In some of my classes, I can change the children’s behavior by explaining what I want. The students listen to the logic of my requests and they understand. Those are the easy ones.
In some of my classes, I provide consistent consequences for inappropriate behavior. Some children are looking for the boundaries, because they can’t set bounds themselves. Once they are certain the consequences will always be there, they change their behavior to avoid them.
Then there are those classes where logically explaining is a waste of my breath, and consequences are nothing more than another episode in their lives. These are the classes I dread because I am faced with certain behaviors that I cannot change and cannot impact, whether I yell or punish or speak sweetly. What am I supposed to do with those?
I was in despair until I read the inspiring words of Bill Strickland. He’s an entrepreneur who grew up in the inner city and who has done incredible things in poverty-ridden neighborhoods. His story, which will amaze you, contains truths we all ought to know as educators and people: http://www.ted.com/talks/bill_strickland_makes_change_with_a_slide_show/transcript?language=en
“You have to change the way that people see themselves before you can change their behavior.” What a twist on my usual way of thinking! My students are going to do what they want, regardless of my consequences, until their self-image changes.
“It's all in the way that you think about people that often determines their behavior.” Children can’t think of themselves in a different way until I think of them in a different way. That’s a lot of responsibility on me.
And finally, “Children will become like the people who teach them.” This last one is the hardest of all to hear. It speaks to the power I ultimately wield as a teacher and the price I pay for giving up on my students in the classroom.
The good news for me as an arts educator is that I am in the business of teaching people to think of themselves in a different way. When students learn music, they are not just adding information to their minds. Their self-image has changed because they have become musicians.
The same transformation can be said to occur for visual artists and athletes, and even foreign language speakers. “I am an artist.” “I am bilingual.”
This transformation is so obvious that it is easily dismissed as a truism.
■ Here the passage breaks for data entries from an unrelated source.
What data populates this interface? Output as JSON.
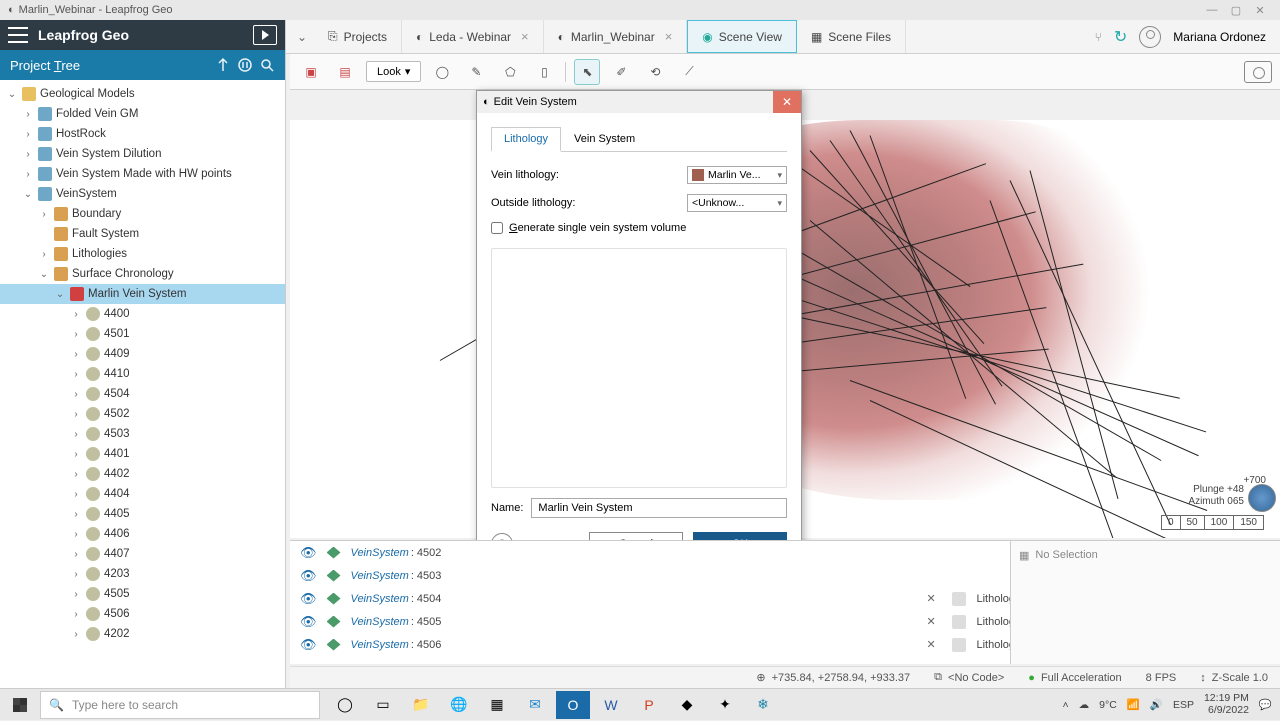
{
  "titlebar": {
    "text": "Marlin_Webinar - Leapfrog Geo"
  },
  "app": {
    "name": "Leapfrog Geo"
  },
  "tabs": {
    "projects": "Projects",
    "leda": "Leda - Webinar",
    "marlin": "Marlin_Webinar",
    "scene_view": "Scene View",
    "scene_files": "Scene Files"
  },
  "user": {
    "name": "Mariana Ordonez"
  },
  "toolbar": {
    "look": "Look"
  },
  "project_tree": {
    "title": "Project Tree",
    "root": "Geological Models",
    "items": [
      "Folded Vein GM",
      "HostRock",
      "Vein System Dilution",
      "Vein System Made with HW points",
      "VeinSystem"
    ],
    "vein_children": [
      "Boundary",
      "Fault System",
      "Lithologies",
      "Surface Chronology"
    ],
    "marlin": "Marlin Vein System",
    "numbers": [
      "4400",
      "4501",
      "4409",
      "4410",
      "4504",
      "4502",
      "4503",
      "4401",
      "4402",
      "4404",
      "4405",
      "4406",
      "4407",
      "4203",
      "4505",
      "4506",
      "4202"
    ]
  },
  "dialog": {
    "title": "Edit Vein System",
    "tab_lithology": "Lithology",
    "tab_veinsystem": "Vein System",
    "field_vein": "Vein lithology:",
    "vein_value": "Marlin Ve...",
    "field_outside": "Outside lithology:",
    "outside_value": "<Unknow...",
    "checkbox": "Generate single vein system volume",
    "name_label": "Name:",
    "name_value": "Marlin Vein System",
    "cancel": "Cancel",
    "ok": "OK"
  },
  "scene_items": [
    {
      "label": "VeinSystem",
      "id": "4502",
      "lith": "",
      "color": ""
    },
    {
      "label": "VeinSystem",
      "id": "4503",
      "lith": "",
      "color": ""
    },
    {
      "label": "VeinSystem",
      "id": "4504",
      "lith": "Lithology",
      "color": "#5bb8e8"
    },
    {
      "label": "VeinSystem",
      "id": "4505",
      "lith": "Lithology",
      "color": "#2040d8"
    },
    {
      "label": "VeinSystem",
      "id": "4506",
      "lith": "Lithology",
      "color": "#40d890"
    }
  ],
  "viewport": {
    "plunge": "Plunge  +48",
    "azimuth": "Azimuth  065",
    "plus700": "+700",
    "scale": [
      "0",
      "50",
      "100",
      "150"
    ]
  },
  "no_selection": "No Selection",
  "status": {
    "coords": "+735.84, +2758.94, +933.37",
    "code": "<No Code>",
    "accel": "Full Acceleration",
    "fps": "8 FPS",
    "zscale": "Z-Scale 1.0"
  },
  "taskbar": {
    "search_placeholder": "Type here to search",
    "weather": "9°C",
    "lang": "ESP",
    "time": "12:19 PM",
    "date": "6/9/2022"
  }
}
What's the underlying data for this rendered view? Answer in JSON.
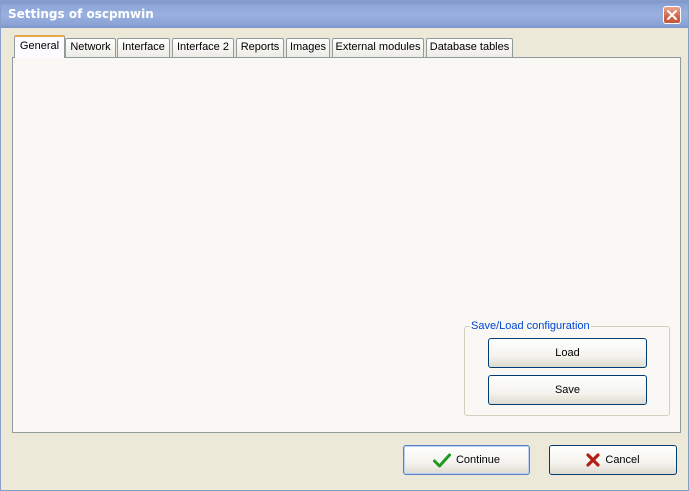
{
  "window": {
    "title": "Settings of oscpmwin"
  },
  "tabs": [
    {
      "label": "General",
      "active": true
    },
    {
      "label": "Network",
      "active": false
    },
    {
      "label": "Interface",
      "active": false
    },
    {
      "label": "Interface 2",
      "active": false
    },
    {
      "label": "Reports",
      "active": false
    },
    {
      "label": "Images",
      "active": false
    },
    {
      "label": "External modules",
      "active": false
    },
    {
      "label": "Database tables",
      "active": false
    }
  ],
  "save_load": {
    "legend": "Save/Load configuration",
    "load_label": "Load",
    "save_label": "Save"
  },
  "dialog_buttons": {
    "continue_label": "Continue",
    "cancel_label": "Cancel"
  },
  "icons": {
    "close": "close-icon",
    "continue": "checkmark-icon",
    "cancel": "x-cross-icon"
  },
  "colors": {
    "titlebar": "#8ea7d8",
    "active_tab_highlight": "#e2a94a",
    "legend_text": "#0046d5",
    "checkmark": "#1f9a1f",
    "cancel_cross": "#b41e14"
  }
}
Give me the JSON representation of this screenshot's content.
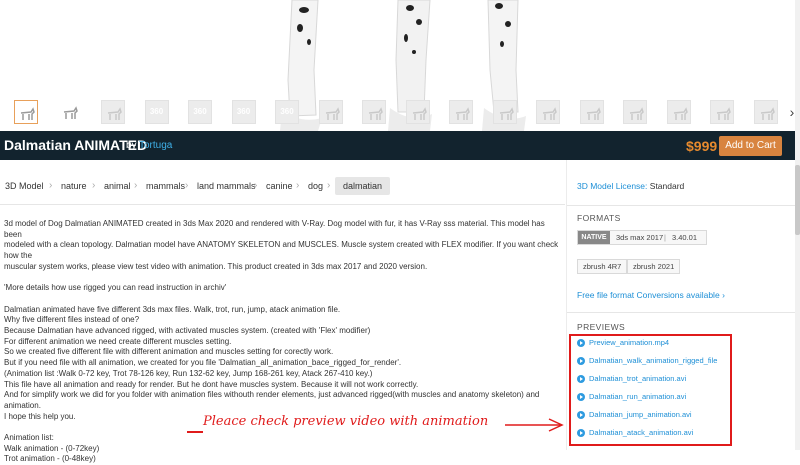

Yet in the context of Mr. Strickland’s words, music classes, art, PE, foreign language, when supported and implemented effectively, have the potential to do what all the PBIS programs often fail to do: change students’ behavior in a significant and permanent way.
Whether we can break through the often trivial perception of our subjects depends on us. Whether we can explain that these common sense transformations are actually vital ones for the school depends on our ability to recognize and communicate the true value of what we do. And like our children, those upon whom we rely for our livelihoods, our administrators, our parents and our leaders, will not change their behavior until we change the way we think about them and the way they think about themselves: as potential partners in making our schools the places they are supposed to be.